The Sixers reached the Finals despite the supporting cast. The current team is starting hot because of it.

Five players are averaging over 12 points a contest. The teams leading scorer is Lou Williams at 16 points per game (not a typo). Iverson used to take double that many shot attempts in a single game. Their identity today is much more U2 than Bono.

The Sixers are more balanced than Jillian Michaels diet. The days of the superstar chucking it up 30 times a game are long gone. They win with “team” now, on the offensive and defensive sides of the ball. If the 2000 Sixers are the 2012 version’s doppelganger, than the 2003 Detroit Pistons that won the NBA championship are this current team’s fraternal twins.

That squad won with defense, balanced scoring, and a team first mentality. There are no divas on this Sixers roster. The most recognizable member might be the ex-mascot Hip-Hop. They win with their bench, pine deeper than the Federal Reserve.

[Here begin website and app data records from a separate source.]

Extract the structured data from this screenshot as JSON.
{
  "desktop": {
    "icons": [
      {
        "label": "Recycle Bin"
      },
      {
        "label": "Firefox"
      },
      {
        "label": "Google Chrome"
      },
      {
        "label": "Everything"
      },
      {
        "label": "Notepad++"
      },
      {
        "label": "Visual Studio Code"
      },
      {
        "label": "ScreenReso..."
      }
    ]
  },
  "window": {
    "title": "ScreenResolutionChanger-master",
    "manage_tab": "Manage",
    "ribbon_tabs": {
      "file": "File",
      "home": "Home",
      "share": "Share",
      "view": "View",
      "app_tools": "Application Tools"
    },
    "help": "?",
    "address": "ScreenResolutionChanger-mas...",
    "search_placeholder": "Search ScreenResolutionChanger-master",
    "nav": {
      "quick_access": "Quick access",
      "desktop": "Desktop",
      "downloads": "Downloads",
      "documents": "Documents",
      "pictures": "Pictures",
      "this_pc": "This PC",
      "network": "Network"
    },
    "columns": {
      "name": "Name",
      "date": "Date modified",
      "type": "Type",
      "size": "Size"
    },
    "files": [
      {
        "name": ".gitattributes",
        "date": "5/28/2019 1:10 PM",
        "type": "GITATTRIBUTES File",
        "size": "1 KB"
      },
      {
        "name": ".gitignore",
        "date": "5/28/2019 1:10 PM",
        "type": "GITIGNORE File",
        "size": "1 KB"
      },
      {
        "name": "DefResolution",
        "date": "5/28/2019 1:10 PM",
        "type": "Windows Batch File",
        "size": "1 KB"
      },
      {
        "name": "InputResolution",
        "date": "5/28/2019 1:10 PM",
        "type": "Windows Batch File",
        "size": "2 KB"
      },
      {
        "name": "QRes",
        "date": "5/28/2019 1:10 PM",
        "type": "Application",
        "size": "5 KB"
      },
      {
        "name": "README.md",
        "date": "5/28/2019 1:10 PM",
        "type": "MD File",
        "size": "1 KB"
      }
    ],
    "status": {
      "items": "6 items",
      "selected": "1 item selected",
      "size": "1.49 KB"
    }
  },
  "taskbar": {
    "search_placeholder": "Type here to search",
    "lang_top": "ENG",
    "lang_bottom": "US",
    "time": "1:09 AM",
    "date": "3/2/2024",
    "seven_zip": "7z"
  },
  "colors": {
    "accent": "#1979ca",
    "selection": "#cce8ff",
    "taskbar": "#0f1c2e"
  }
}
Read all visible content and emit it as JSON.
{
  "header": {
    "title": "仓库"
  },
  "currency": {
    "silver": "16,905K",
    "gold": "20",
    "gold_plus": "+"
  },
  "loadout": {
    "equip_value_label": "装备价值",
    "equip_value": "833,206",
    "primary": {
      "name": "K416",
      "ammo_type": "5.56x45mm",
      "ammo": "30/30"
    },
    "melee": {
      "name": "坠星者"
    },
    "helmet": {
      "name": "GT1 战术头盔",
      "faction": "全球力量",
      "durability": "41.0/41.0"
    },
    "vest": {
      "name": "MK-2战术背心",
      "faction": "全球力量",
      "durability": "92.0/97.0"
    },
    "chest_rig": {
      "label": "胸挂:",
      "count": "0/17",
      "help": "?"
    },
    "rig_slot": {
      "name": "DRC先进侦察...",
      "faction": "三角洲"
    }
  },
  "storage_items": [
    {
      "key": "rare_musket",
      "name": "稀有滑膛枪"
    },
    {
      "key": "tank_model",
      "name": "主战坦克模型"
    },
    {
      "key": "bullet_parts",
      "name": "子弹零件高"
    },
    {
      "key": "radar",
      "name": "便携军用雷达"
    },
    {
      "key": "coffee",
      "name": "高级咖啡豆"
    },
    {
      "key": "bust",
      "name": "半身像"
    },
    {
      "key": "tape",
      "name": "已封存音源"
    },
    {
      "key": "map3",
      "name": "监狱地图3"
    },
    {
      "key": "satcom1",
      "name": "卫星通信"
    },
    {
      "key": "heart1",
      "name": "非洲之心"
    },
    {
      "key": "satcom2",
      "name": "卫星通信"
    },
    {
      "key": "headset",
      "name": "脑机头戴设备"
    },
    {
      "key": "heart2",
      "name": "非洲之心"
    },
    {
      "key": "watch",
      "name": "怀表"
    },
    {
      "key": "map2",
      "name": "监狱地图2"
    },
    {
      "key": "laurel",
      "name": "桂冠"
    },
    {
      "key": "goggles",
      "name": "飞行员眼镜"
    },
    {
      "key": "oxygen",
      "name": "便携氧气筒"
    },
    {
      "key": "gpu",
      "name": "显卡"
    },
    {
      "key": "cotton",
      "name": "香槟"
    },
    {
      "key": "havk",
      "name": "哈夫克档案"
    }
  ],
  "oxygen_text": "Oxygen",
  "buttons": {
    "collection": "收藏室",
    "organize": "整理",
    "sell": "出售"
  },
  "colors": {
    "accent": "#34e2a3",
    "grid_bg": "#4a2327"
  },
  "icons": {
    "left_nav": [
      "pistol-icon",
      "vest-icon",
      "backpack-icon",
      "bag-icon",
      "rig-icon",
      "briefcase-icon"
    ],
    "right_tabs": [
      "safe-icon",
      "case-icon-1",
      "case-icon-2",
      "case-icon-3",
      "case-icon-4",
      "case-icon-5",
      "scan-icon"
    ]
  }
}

This team is young, but selfless beyond their years. Last season, the Sixers made the playoffs and won two games against the goliath Miami Heat playing them tough.

Is it just me or can Doug Collins coach?

He has something to prove. Collins carries that ultimate chip on his shoulder having coached Jordan and Pippen, while still being ring less. His player’s have bought in and all seem to be on the same page.

They follow the playbook of passing to the open man, stingy defense, contesting shots, and cleaning the glass like Windex.

The Sixers have more flavors than Dr. Pepper these days. In the playoffs, they are going to be the team no one wants to play. Who do you focus in on defensively; Williams, Iguodala, Young, Turner, Brand? I’ll take five corvettes over one Maserati and four PT cruisers. The Sixers are the cream that has risen, while eastern conference powers of the past are falling like the winter wheat.

I foresee big things for them this season. Like their brotherly love counterpart, Rocky, maybe this is the year they can go the distance or at least one more round.